"Balance of Terror" is easily one of the most remarkable episodes of the whole series, let alone first season, and since it's the debut of the Romulans, essential to the whole franchise. It's the first time Star Trek got everything right the first shot, too.
So yeah, it's got a lot going for it.
It seems a little wrong, somehow, that the Romulans appeared for the first time before the Klingons. Both have a claim to representing in the series the Cold War conflict. The Romulans, I suppose, represented the more militaristic aspects, while the Klingons the cultural competition, which is certainly odd when you think of Klingons more as warriors and Romulans more for their isolated society. But really, it makes sense. Neither the Klingons nor Romulans actively fought against the Federation during Kirk's time. As presented in this episode, there was a war between the Romulan Star Empire and the Federation about a century before, but that's a long time ago by any standard, future or otherwise.
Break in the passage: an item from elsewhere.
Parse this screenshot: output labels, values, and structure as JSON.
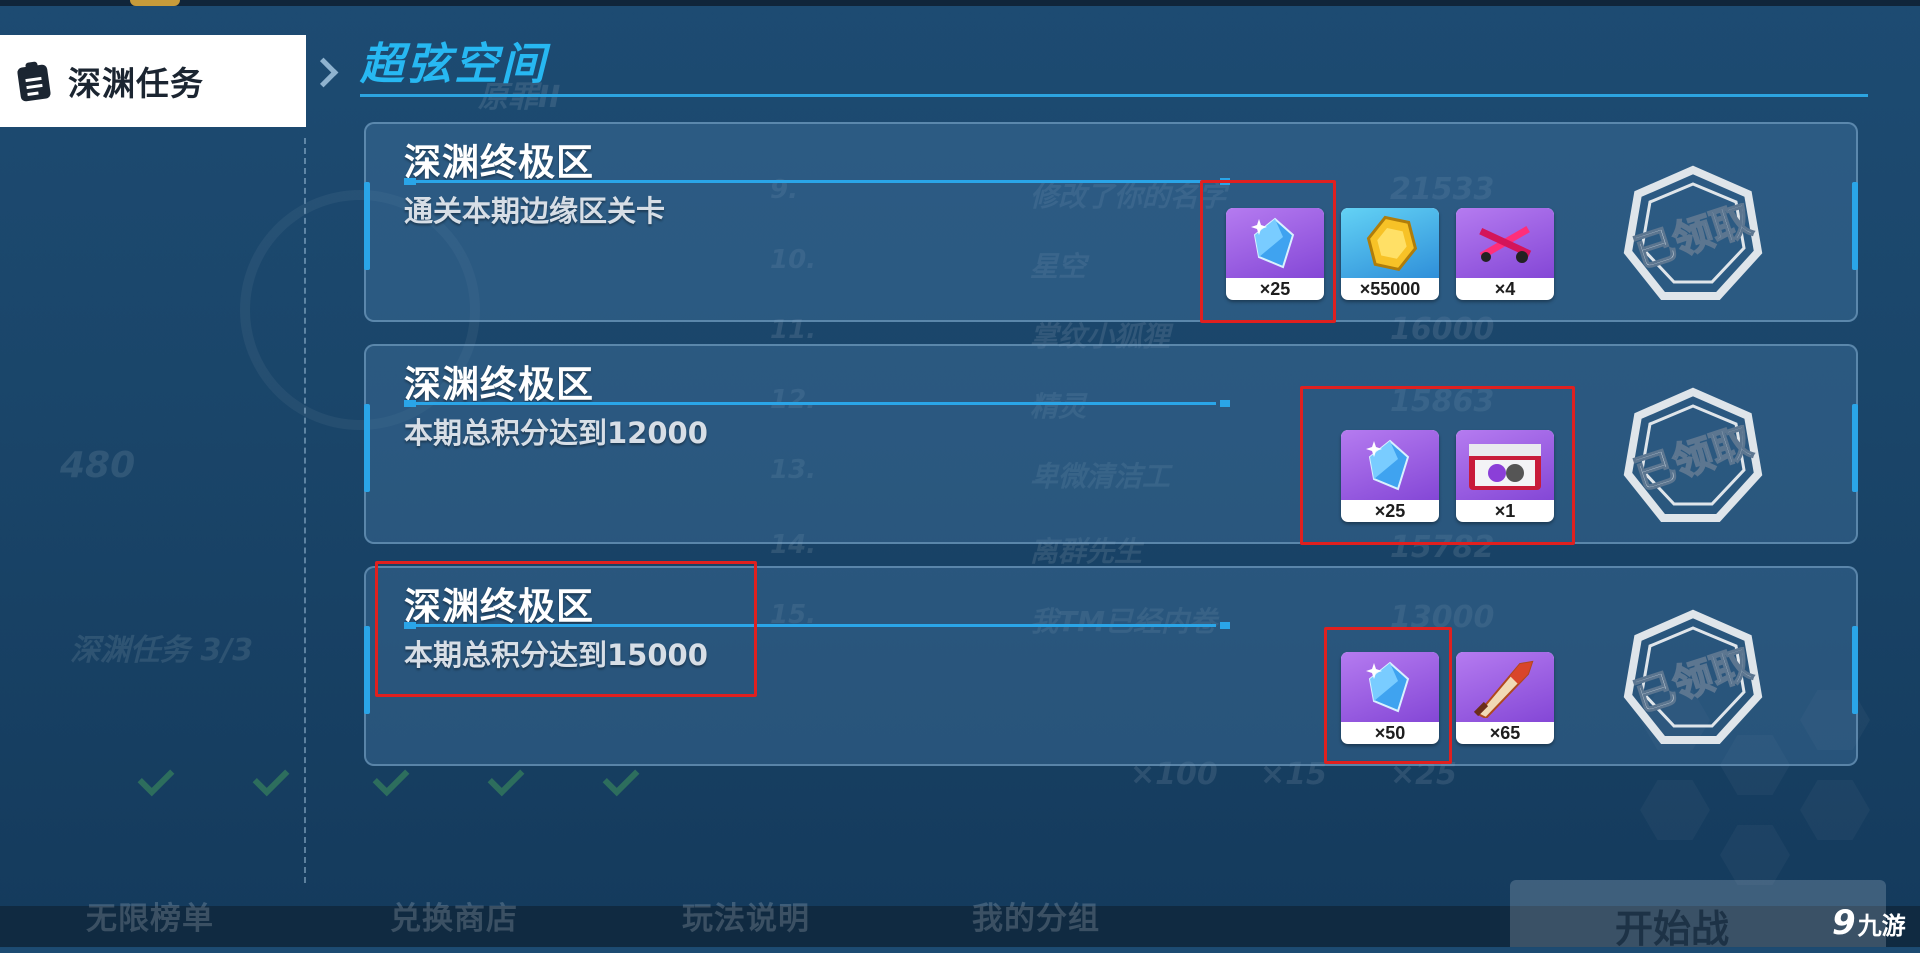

The crucial thing about the episode is that Kirk doesn't even know what Romulans look like. The past conflict was, of course, conducted entirely aboard starships. That's perhaps how it's easy to understand the difference between the cold warriors of the series. Klingons being more aggressive, they would be much more likely to present a personal appearance, whereas Romulans, who possess such technology as cloaking devices, are much more liable to keep to themselves, despite inclinations that lead to inevitable conflicts with its neighbors.
Anyway. That's nearly beside the point. The episode itself is like a fictional version of the Cuban Missile Crisis, a standoff that could potentially lead to a conflict neither side wants. This leaves Kirk in his most dramatic moment of command yet, which makes the events of "The Corbomite Maneuver" a few episodes earlier pale in comparison, and reveals the true strength of his character. He is a remarkably versatile individual, a real leader. What's surprising is that the enemy matches him in every sense. The enemy as a nuanced individual? That's the true genius of this episode. It dares to make such a case in the middle of the Cold War.
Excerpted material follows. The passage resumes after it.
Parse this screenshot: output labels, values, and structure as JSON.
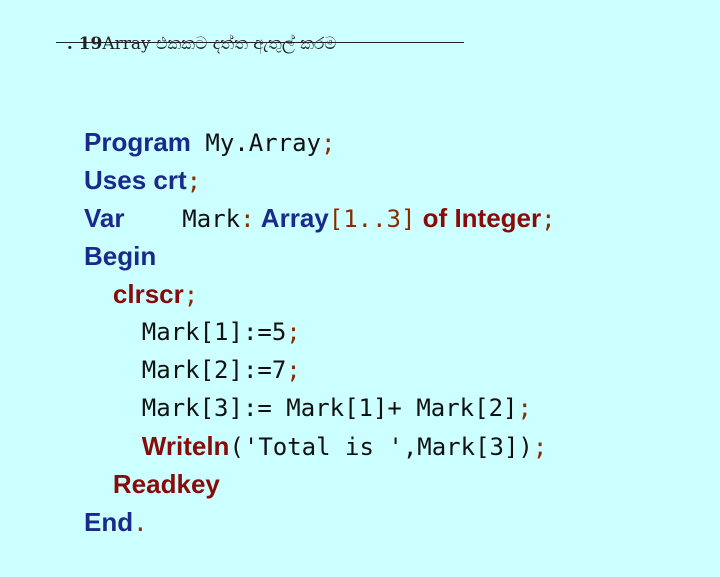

There was perhaps a thaw that had settled in between the real world forces. By the second season, there would in fact be a Russian, an instantly beloved one, serving in Kirk's crew. So it's perhaps not completely surprising that "Balance of Terror" could happen, but it's still the most mature, daring episode of the series yet, what it looks like at its best.
There's a fair bit of melodrama inserted into the story that serves as a little bit of distraction. One of the better aspects of this element, however, is the bigotry Spock faces when the Romulans are revealed to be closely related to his Vulcan ancestors. Seldom enough, Spock's heritage is addressed directly, as well as how it affects his place among a crew made up seemingly entirely of humans. He's the alien in the room, most often viewed by fans as the classic observer but more accurately described as the outsider. A few episodes later, "The Galileo Seven" presents this more directly, but "Balance" gets there first, another reason to consider this one a classic.
franchise * series * essential * character
Grace Lee Whitney